**Materials provided**
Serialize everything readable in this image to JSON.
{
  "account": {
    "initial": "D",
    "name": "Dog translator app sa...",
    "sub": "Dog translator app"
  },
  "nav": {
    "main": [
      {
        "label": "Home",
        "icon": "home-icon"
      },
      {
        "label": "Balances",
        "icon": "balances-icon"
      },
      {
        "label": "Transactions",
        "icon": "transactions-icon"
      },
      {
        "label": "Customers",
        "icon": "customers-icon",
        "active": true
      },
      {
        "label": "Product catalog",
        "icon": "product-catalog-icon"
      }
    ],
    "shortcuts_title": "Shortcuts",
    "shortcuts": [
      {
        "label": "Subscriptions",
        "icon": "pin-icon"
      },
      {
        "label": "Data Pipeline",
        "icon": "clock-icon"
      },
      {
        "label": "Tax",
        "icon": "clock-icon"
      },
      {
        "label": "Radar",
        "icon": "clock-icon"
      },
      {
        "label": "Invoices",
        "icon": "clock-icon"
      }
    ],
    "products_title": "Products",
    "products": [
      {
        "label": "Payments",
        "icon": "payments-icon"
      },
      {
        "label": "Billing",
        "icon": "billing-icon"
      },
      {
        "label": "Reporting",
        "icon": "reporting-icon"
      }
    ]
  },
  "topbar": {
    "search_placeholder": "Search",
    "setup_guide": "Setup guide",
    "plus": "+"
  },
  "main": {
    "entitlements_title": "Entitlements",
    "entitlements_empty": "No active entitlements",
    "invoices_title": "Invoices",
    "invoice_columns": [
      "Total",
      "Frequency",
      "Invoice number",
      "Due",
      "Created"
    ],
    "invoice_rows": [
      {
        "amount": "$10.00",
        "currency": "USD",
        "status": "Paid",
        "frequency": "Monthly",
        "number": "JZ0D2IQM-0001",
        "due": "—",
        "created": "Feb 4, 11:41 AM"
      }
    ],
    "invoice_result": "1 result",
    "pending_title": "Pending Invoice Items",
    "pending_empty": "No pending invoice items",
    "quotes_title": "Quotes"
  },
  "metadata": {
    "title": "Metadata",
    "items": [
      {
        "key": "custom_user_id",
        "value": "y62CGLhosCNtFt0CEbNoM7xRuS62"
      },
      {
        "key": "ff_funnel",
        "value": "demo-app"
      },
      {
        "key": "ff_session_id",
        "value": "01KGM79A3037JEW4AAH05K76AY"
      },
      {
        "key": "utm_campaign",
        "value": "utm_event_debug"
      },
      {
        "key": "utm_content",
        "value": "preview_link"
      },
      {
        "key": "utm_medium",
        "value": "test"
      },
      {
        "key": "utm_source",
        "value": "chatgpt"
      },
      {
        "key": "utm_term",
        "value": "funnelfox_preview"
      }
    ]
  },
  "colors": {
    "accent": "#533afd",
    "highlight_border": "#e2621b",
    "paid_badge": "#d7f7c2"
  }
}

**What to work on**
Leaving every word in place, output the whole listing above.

**Task solution**
Serialize everything readable in this image to JSON.
{
  "account": {
    "initial": "D",
    "name": "Dog translator app sa...",
    "sub": "Dog translator app"
  },
  "nav": {
    "main": [
      {
        "label": "Home",
        "icon": "home-icon"
      },
      {
        "label": "Balances",
        "icon": "balances-icon"
      },
      {
        "label": "Transactions",
        "icon": "transactions-icon"
      },
      {
        "label": "Customers",
        "icon": "customers-icon",
        "active": true
      },
      {
        "label": "Product catalog",
        "icon": "product-catalog-icon"
      }
    ],
    "shortcuts_title": "Shortcuts",
    "shortcuts": [
      {
        "label": "Subscriptions",
        "icon": "pin-icon"
      },
      {
        "label": "Data Pipeline",
        "icon": "clock-icon"
      },
      {
        "label": "Tax",
        "icon": "clock-icon"
      },
      {
        "label": "Radar",
        "icon": "clock-icon"
      },
      {
        "label": "Invoices",
        "icon": "clock-icon"
      }
    ],
    "products_title": "Products",
    "products": [
      {
        "label": "Payments",
        "icon": "payments-icon"
      },
      {
        "label": "Billing",
        "icon": "billing-icon"
      },
      {
        "label": "Reporting",
        "icon": "reporting-icon"
      }
    ]
  },
  "topbar": {
    "search_placeholder": "Search",
    "setup_guide": "Setup guide",
    "plus": "+"
  },
  "main": {
    "entitlements_title": "Entitlements",
    "entitlements_empty": "No active entitlements",
    "invoices_title": "Invoices",
    "invoice_columns": [
      "Total",
      "Frequency",
      "Invoice number",
      "Due",
      "Created"
    ],
    "invoice_rows": [
      {
        "amount": "$10.00",
        "currency": "USD",
        "status": "Paid",
        "frequency": "Monthly",
        "number": "JZ0D2IQM-0001",
        "due": "—",
        "created": "Feb 4, 11:41 AM"
      }
    ],
    "invoice_result": "1 result",
    "pending_title": "Pending Invoice Items",
    "pending_empty": "No pending invoice items",
    "quotes_title": "Quotes"
  },
  "metadata": {
    "title": "Metadata",
    "items": [
      {
        "key": "custom_user_id",
        "value": "y62CGLhosCNtFt0CEbNoM7xRuS62"
      },
      {
        "key": "ff_funnel",
        "value": "demo-app"
      },
      {
        "key": "ff_session_id",
        "value": "01KGM79A3037JEW4AAH05K76AY"
      },
      {
        "key": "utm_campaign",
        "value": "utm_event_debug"
      },
      {
        "key": "utm_content",
        "value": "preview_link"
      },
      {
        "key": "utm_medium",
        "value": "test"
      },
      {
        "key": "utm_source",
        "value": "chatgpt"
      },
      {
        "key": "utm_term",
        "value": "funnelfox_preview"
      }
    ]
  },
  "colors": {
    "accent": "#533afd",
    "highlight_border": "#e2621b",
    "paid_badge": "#d7f7c2"
  }
}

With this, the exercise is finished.